It’s been exactly one-and-a-half years since my last international trip. Covid-19 is to blame. The pandemic has wreaked havoc on economies and left the aviation sector in shambles.
I am travelling to Johannesburg, South Africa, to the Sanlam Financial Journalism School. As l boarded the plane, l made a final call before I had to turn off my phone. I let a family member know the flight is leaving on schedule.
After four-and-a-half hours, we touched down at the Oliver Tambo International Airport. I turned my phone on and it automatically switched to MTN South Africa, which seemed to be the strongest network. Immediately, Safaricom sent a text message that l am roaming on Cell-C South Africa.
What surprised me, however, are the call rates. Calling Kenya would cost me Sh110 per minute, while receiving calls would cost Sh18 per minute. Making local calls would cost Sh60 per minute, and sending a text Sh25. Awed by the figures, l tried to log into airport wi-fi to use WhatsApp to call for a driver.
However, it failed to connect, so l had to make the call via phone, which cost me Sh500 for just a few minutes.
As we drove out of the airport, l wondered about the African Continental Free Trade Area (AfCFTA). Eleven months since its inception, l have yet to be able to make a call from one African country to the other at an affordable rate.
AfCFTA was meant to harmonise trade in African countries and create a single market of 1.27 billion consumers.

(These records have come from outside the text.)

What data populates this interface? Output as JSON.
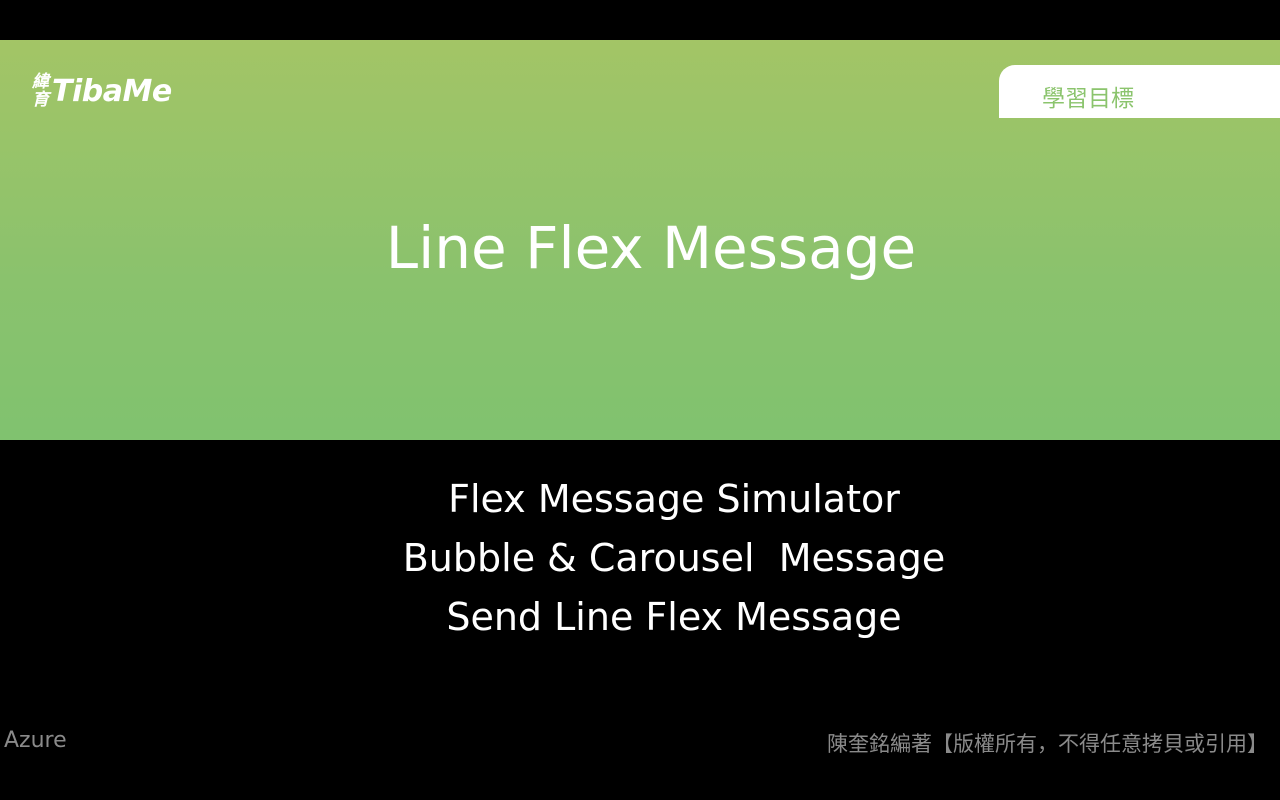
{
  "logo": {
    "cjk_top": "緯",
    "cjk_bottom": "育",
    "wordmark": "TibaMe"
  },
  "header": {
    "tab_label": "學習目標"
  },
  "hero": {
    "title": "Line Flex Message"
  },
  "objectives": [
    {
      "text": "Flex Message Simulator"
    },
    {
      "text": "Bubble & Carousel  Message"
    },
    {
      "text": "Send Line Flex Message"
    }
  ],
  "footer": {
    "course": "Azure",
    "copyright": "陳奎銘編著【版權所有，不得任意拷貝或引用】"
  },
  "colors": {
    "hero_top": "#a3c566",
    "hero_bottom": "#80c26f",
    "tab_text": "#8bc46d",
    "footer_text": "#8a8a8a"
  }
}
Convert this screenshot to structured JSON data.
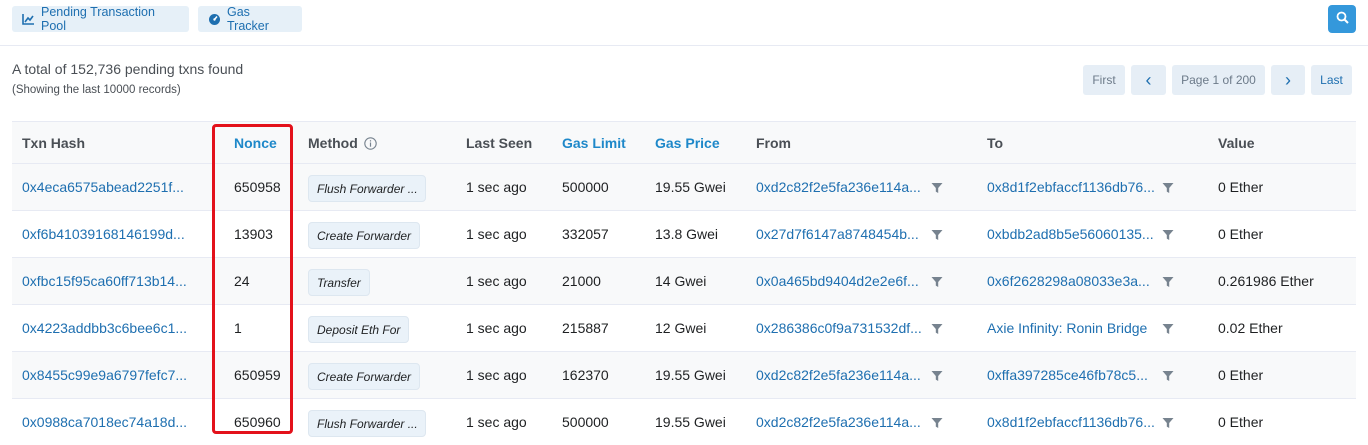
{
  "toolbar": {
    "pending_pool_label": "Pending Transaction Pool",
    "gas_tracker_label": "Gas Tracker"
  },
  "summary": {
    "total_text": "A total of 152,736 pending txns found",
    "sub_text": "(Showing the last 10000 records)"
  },
  "pagination": {
    "first": "First",
    "prev": "‹",
    "page_text": "Page 1 of 200",
    "next": "›",
    "last": "Last"
  },
  "table": {
    "headers": {
      "txn_hash": "Txn Hash",
      "nonce": "Nonce",
      "method": "Method",
      "last_seen": "Last Seen",
      "gas_limit": "Gas Limit",
      "gas_price": "Gas Price",
      "from": "From",
      "to": "To",
      "value": "Value"
    },
    "rows": [
      {
        "hash": "0x4eca6575abead2251f...",
        "nonce": "650958",
        "method": "Flush Forwarder ...",
        "last_seen": "1 sec ago",
        "gas_limit": "500000",
        "gas_price": "19.55 Gwei",
        "from": "0xd2c82f2e5fa236e114a...",
        "to": "0x8d1f2ebfaccf1136db76...",
        "value": "0 Ether"
      },
      {
        "hash": "0xf6b41039168146199d...",
        "nonce": "13903",
        "method": "Create Forwarder",
        "last_seen": "1 sec ago",
        "gas_limit": "332057",
        "gas_price": "13.8 Gwei",
        "from": "0x27d7f6147a8748454b...",
        "to": "0xbdb2ad8b5e56060135...",
        "value": "0 Ether"
      },
      {
        "hash": "0xfbc15f95ca60ff713b14...",
        "nonce": "24",
        "method": "Transfer",
        "last_seen": "1 sec ago",
        "gas_limit": "21000",
        "gas_price": "14 Gwei",
        "from": "0x0a465bd9404d2e2e6f...",
        "to": "0x6f2628298a08033e3a...",
        "value": "0.261986 Ether"
      },
      {
        "hash": "0x4223addbb3c6bee6c1...",
        "nonce": "1",
        "method": "Deposit Eth For",
        "last_seen": "1 sec ago",
        "gas_limit": "215887",
        "gas_price": "12 Gwei",
        "from": "0x286386c0f9a731532df...",
        "to": "Axie Infinity: Ronin Bridge",
        "value": "0.02 Ether"
      },
      {
        "hash": "0x8455c99e9a6797fefc7...",
        "nonce": "650959",
        "method": "Create Forwarder",
        "last_seen": "1 sec ago",
        "gas_limit": "162370",
        "gas_price": "19.55 Gwei",
        "from": "0xd2c82f2e5fa236e114a...",
        "to": "0xffa397285ce46fb78c5...",
        "value": "0 Ether"
      },
      {
        "hash": "0x0988ca7018ec74a18d...",
        "nonce": "650960",
        "method": "Flush Forwarder ...",
        "last_seen": "1 sec ago",
        "gas_limit": "500000",
        "gas_price": "19.55 Gwei",
        "from": "0xd2c82f2e5fa236e114a...",
        "to": "0x8d1f2ebfaccf1136db76...",
        "value": "0 Ether"
      }
    ]
  },
  "colors": {
    "link": "#1e6fb0",
    "accent": "#3498db",
    "highlight": "#e3111b"
  }
}
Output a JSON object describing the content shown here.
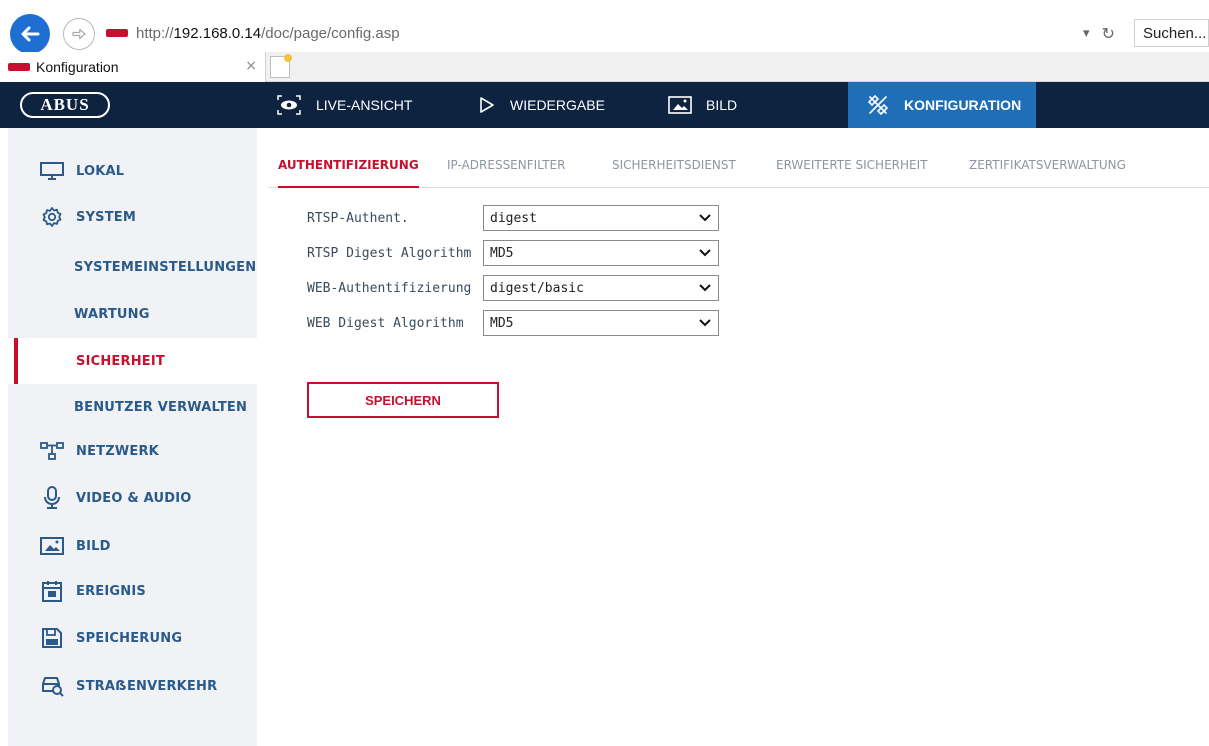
{
  "browser": {
    "url_prefix": "http://",
    "url_host": "192.168.0.14",
    "url_path": "/doc/page/config.asp",
    "refresh_symbol": "↻",
    "dropdown_symbol": "▾",
    "search_placeholder": "Suchen...",
    "tab_title": "Konfiguration",
    "tab_close": "×"
  },
  "app": {
    "logo": "ABUS",
    "nav": [
      {
        "label": "LIVE-ANSICHT",
        "icon": "eye-icon"
      },
      {
        "label": "WIEDERGABE",
        "icon": "play-icon"
      },
      {
        "label": "BILD",
        "icon": "image-icon"
      },
      {
        "label": "KONFIGURATION",
        "icon": "tools-icon",
        "active": true
      }
    ],
    "colors": {
      "header_bg": "#0e2340",
      "active_nav": "#1f6fb8",
      "accent": "#c8102e",
      "sidebar_text": "#2a5a8a"
    }
  },
  "sidebar": {
    "items": [
      {
        "label": "LOKAL",
        "icon": "monitor-icon"
      },
      {
        "label": "SYSTEM",
        "icon": "gear-icon"
      },
      {
        "label": "SYSTEMEINSTELLUNGEN"
      },
      {
        "label": "WARTUNG"
      },
      {
        "label": "SICHERHEIT",
        "active": true
      },
      {
        "label": "BENUTZER VERWALTEN"
      },
      {
        "label": "NETZWERK",
        "icon": "network-icon"
      },
      {
        "label": "VIDEO & AUDIO",
        "icon": "microphone-icon"
      },
      {
        "label": "BILD",
        "icon": "image-icon"
      },
      {
        "label": "EREIGNIS",
        "icon": "calendar-icon"
      },
      {
        "label": "SPEICHERUNG",
        "icon": "save-icon"
      },
      {
        "label": "STRAẞENVERKEHR",
        "icon": "car-search-icon"
      }
    ]
  },
  "subtabs": [
    {
      "label": "AUTHENTIFIZIERUNG",
      "active": true
    },
    {
      "label": "IP-ADRESSENFILTER"
    },
    {
      "label": "SICHERHEITSDIENST"
    },
    {
      "label": "ERWEITERTE SICHERHEIT"
    },
    {
      "label": "ZERTIFIKATSVERWALTUNG"
    }
  ],
  "form": {
    "fields": [
      {
        "label": "RTSP-Authent.",
        "value": "digest"
      },
      {
        "label": "RTSP Digest Algorithm",
        "value": "MD5"
      },
      {
        "label": "WEB-Authentifizierung",
        "value": "digest/basic"
      },
      {
        "label": "WEB Digest Algorithm",
        "value": "MD5"
      }
    ],
    "save_label": "SPEICHERN"
  }
}
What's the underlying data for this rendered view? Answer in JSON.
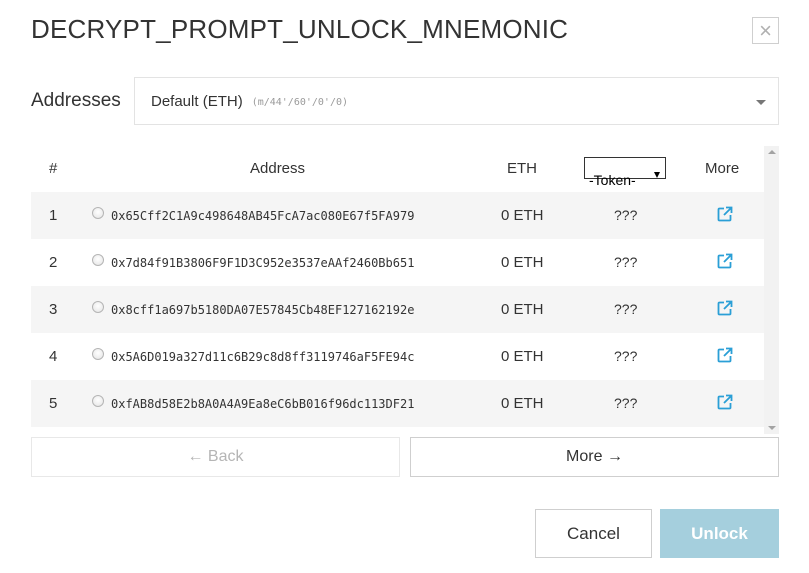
{
  "modal": {
    "title": "DECRYPT_PROMPT_UNLOCK_MNEMONIC",
    "close_glyph": "×"
  },
  "path": {
    "label": "Addresses",
    "selected_name": "Default (ETH)",
    "selected_path": "(m/44'/60'/0'/0)"
  },
  "table": {
    "headers": {
      "num": "#",
      "address": "Address",
      "eth": "ETH",
      "token": "-Token-",
      "more": "More"
    },
    "rows": [
      {
        "num": "1",
        "address": "0x65Cff2C1A9c498648AB45FcA7ac080E67f5FA979",
        "eth": "0 ETH",
        "token": "???"
      },
      {
        "num": "2",
        "address": "0x7d84f91B3806F9F1D3C952e3537eAAf2460Bb651",
        "eth": "0 ETH",
        "token": "???"
      },
      {
        "num": "3",
        "address": "0x8cff1a697b5180DA07E57845Cb48EF127162192e",
        "eth": "0 ETH",
        "token": "???"
      },
      {
        "num": "4",
        "address": "0x5A6D019a327d11c6B29c8d8ff3119746aF5FE94c",
        "eth": "0 ETH",
        "token": "???"
      },
      {
        "num": "5",
        "address": "0xfAB8d58E2b8A0A4A9Ea8eC6bB016f96dc113DF21",
        "eth": "0 ETH",
        "token": "???"
      }
    ],
    "row_icon": "external-link-icon"
  },
  "pagination": {
    "back_label": "← Back",
    "more_label": "More →"
  },
  "footer": {
    "cancel_label": "Cancel",
    "unlock_label": "Unlock"
  },
  "colors": {
    "link_icon": "#2a9fd6",
    "unlock_disabled_bg": "#a5cfdd",
    "row_stripe": "#f5f5f5"
  }
}
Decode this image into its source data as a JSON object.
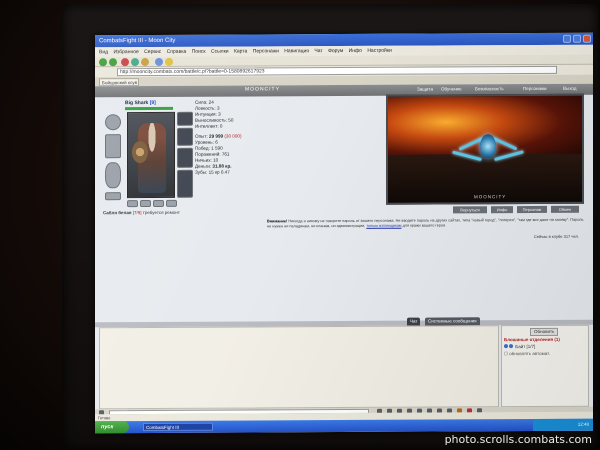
{
  "window": {
    "title": "CombatsFight III - Moon City"
  },
  "browser": {
    "menu": [
      "Вид",
      "Избранное",
      "Сервис",
      "Справка",
      "Поиск",
      "Ссылки",
      "Карта",
      "Персонажи",
      "Навигация",
      "Чат",
      "Форум",
      "Инфо",
      "Настройки"
    ],
    "address": "http://mooncity.combats.com/battle/c.pl?battle=0-1580892617923"
  },
  "tab": {
    "label": "Бойцовский клуб"
  },
  "nav": {
    "logo": "MOONCITY",
    "items": [
      "Защита",
      "Обучение",
      "Безопасность",
      "Персонажи",
      "Выход"
    ]
  },
  "character": {
    "name": "Big Shark",
    "level": "[9]",
    "caption_prefix": "Сабля белая",
    "caption_level": "[7/9]",
    "caption_suffix": "требуется ремонт"
  },
  "stats": {
    "lines": [
      "Сила: 24",
      "Ловкость: 3",
      "Интуиция: 3",
      "Выносливость: 50",
      "Интеллект: 0"
    ],
    "exp_label": "Опыт:",
    "exp_value": "29 999",
    "exp_next": "(30 000)",
    "details": [
      "Уровень: 6",
      "Побед: 1 590",
      "Поражений: 761",
      "Ничьих: 10"
    ],
    "money_label": "Деньги:",
    "money_value": "31.88 кр.",
    "extra": "Зубы: 15 кр 0.47"
  },
  "arena": {
    "label": "MOONCITY"
  },
  "actions": [
    "Вернуться",
    "Инфо",
    "Персонаж",
    "Обмен"
  ],
  "notice": {
    "bold": "Внимание!",
    "text": "Никогда и никому не говорите пароль от вашего персонажа. Не вводите пароль на других сайтах, типа \"новый город\", \"лотерея\", \"там где все дают на халяву\". Пароль не нужен ни паладинам, ни кланам, ни администрации,",
    "link": "только взломщикам",
    "tail": "для кражи вашего героя."
  },
  "online": "Сейчас в клубе 317 чел.",
  "chat": {
    "tabs": [
      "Чат",
      "Системные сообщения"
    ],
    "refresh": "Обновить",
    "room": "Блошиные отделения (1)",
    "user": "Байт [1/7]",
    "auto_update": "обновлять автомат."
  },
  "taskbar": {
    "start": "пуск",
    "item": "CombatsFight III",
    "time": "12:48"
  },
  "status": "Готово",
  "watermark": "photo.scrolls.combats.com"
}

It was ratified by 54 African countries - except for Eritrea - in January this year, with the promise to cut tariffs, such as taxes, on 90 per cent of the goods produced in the continent, and boost intra-African trade by 52 per cent.
African Great Insights data indicates the free trade area would also grow the middle-class from 350 million to 600 million by 2030. Online retail business would hit at least $75 billion (Sh8.3 trillion) by 2025.
But all that seem to just be on paper. Former Central Bank of Kenya Governor and Executive Director of the African Economic Research Consortium, Prof Njuguna Ndung’u, says the issue is non-tariff barriers.
For AfCFTA to work, he says, individual states must be willing to put in the work and move the agreement from paper to the borders where restrictions are, and boost infrastructure.
“We need to recognise and accept that the world of competition in the marketplace will depend on domestic policies that realign the realities in the world and those of individual countries in Africa, especially policies that support competitive production,” he says. “Domestic policy and strategic directions must realise the place of technology policy, market structures, industrialisation and innovation strategies.”